WHAT YOU ARE ASKED TO DO: The required output is a single number: how many lines of the material contain the string "tarz".

RECORD EXTRACTS:
= Beginning of Section =

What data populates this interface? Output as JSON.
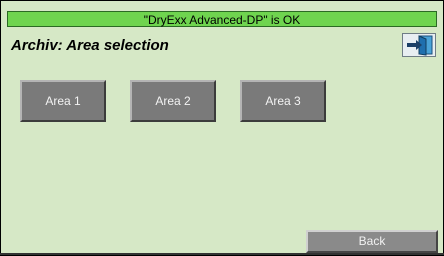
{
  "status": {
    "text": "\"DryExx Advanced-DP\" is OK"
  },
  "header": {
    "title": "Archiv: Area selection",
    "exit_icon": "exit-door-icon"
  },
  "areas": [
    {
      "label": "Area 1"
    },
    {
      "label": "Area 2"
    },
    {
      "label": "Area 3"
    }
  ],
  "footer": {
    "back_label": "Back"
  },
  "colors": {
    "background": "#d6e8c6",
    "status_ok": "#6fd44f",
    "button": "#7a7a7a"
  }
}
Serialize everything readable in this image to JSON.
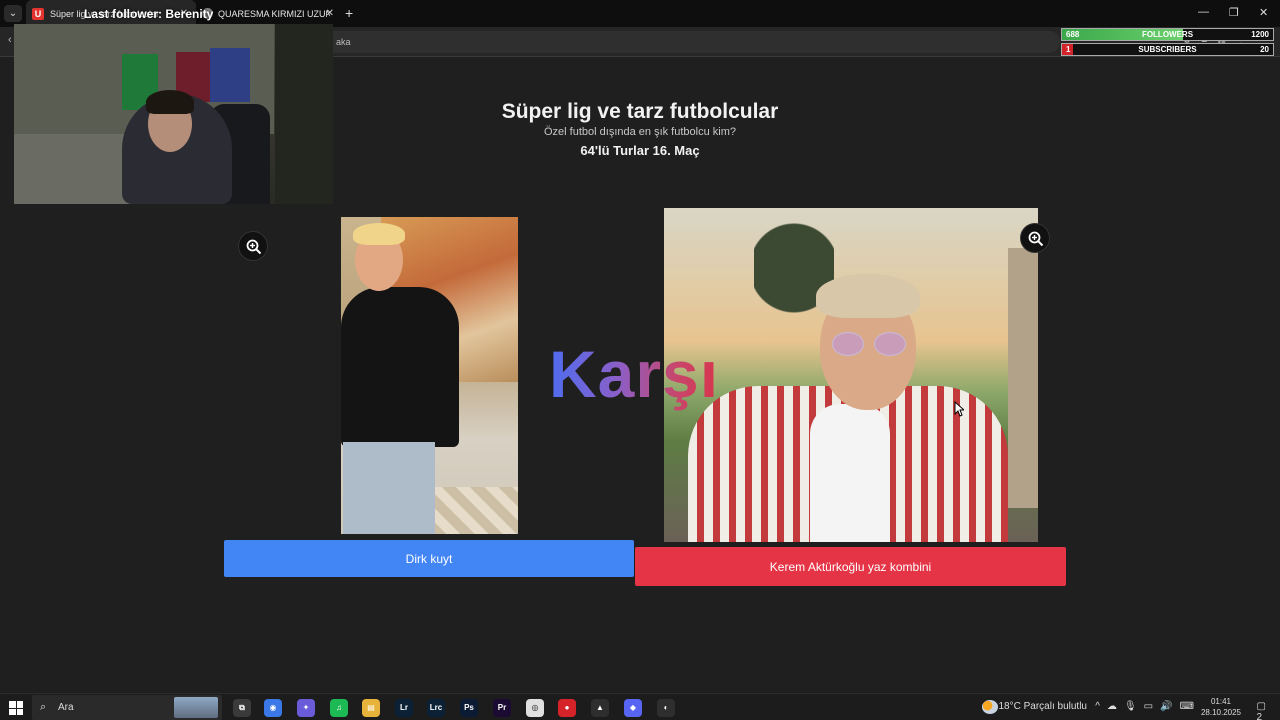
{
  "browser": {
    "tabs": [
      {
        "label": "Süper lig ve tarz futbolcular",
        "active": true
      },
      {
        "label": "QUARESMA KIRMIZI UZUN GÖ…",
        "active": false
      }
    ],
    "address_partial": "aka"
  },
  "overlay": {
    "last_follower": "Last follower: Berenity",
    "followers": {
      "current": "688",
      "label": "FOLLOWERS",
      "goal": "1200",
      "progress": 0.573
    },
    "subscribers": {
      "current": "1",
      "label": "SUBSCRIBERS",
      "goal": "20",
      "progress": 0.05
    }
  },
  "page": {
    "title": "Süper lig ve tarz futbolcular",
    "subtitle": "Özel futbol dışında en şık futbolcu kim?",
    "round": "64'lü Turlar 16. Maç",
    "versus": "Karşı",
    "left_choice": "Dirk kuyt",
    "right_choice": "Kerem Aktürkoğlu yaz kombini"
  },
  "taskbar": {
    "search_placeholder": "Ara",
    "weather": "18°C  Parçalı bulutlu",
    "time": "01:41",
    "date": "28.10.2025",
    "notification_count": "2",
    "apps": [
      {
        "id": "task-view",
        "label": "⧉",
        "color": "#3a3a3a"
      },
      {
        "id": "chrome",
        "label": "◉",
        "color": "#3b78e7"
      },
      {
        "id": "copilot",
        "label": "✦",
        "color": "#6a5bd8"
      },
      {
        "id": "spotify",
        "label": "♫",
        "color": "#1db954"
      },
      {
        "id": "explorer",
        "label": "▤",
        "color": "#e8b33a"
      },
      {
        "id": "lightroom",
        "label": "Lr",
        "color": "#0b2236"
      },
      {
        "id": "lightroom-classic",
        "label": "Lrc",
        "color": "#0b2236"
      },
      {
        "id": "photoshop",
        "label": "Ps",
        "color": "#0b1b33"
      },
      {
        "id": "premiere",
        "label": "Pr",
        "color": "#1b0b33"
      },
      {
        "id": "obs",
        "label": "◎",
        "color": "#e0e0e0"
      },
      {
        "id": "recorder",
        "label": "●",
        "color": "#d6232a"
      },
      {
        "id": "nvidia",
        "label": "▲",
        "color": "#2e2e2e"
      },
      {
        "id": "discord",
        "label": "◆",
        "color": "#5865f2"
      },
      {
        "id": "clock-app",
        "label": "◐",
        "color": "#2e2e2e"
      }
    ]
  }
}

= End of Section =

THE ANSWER: 2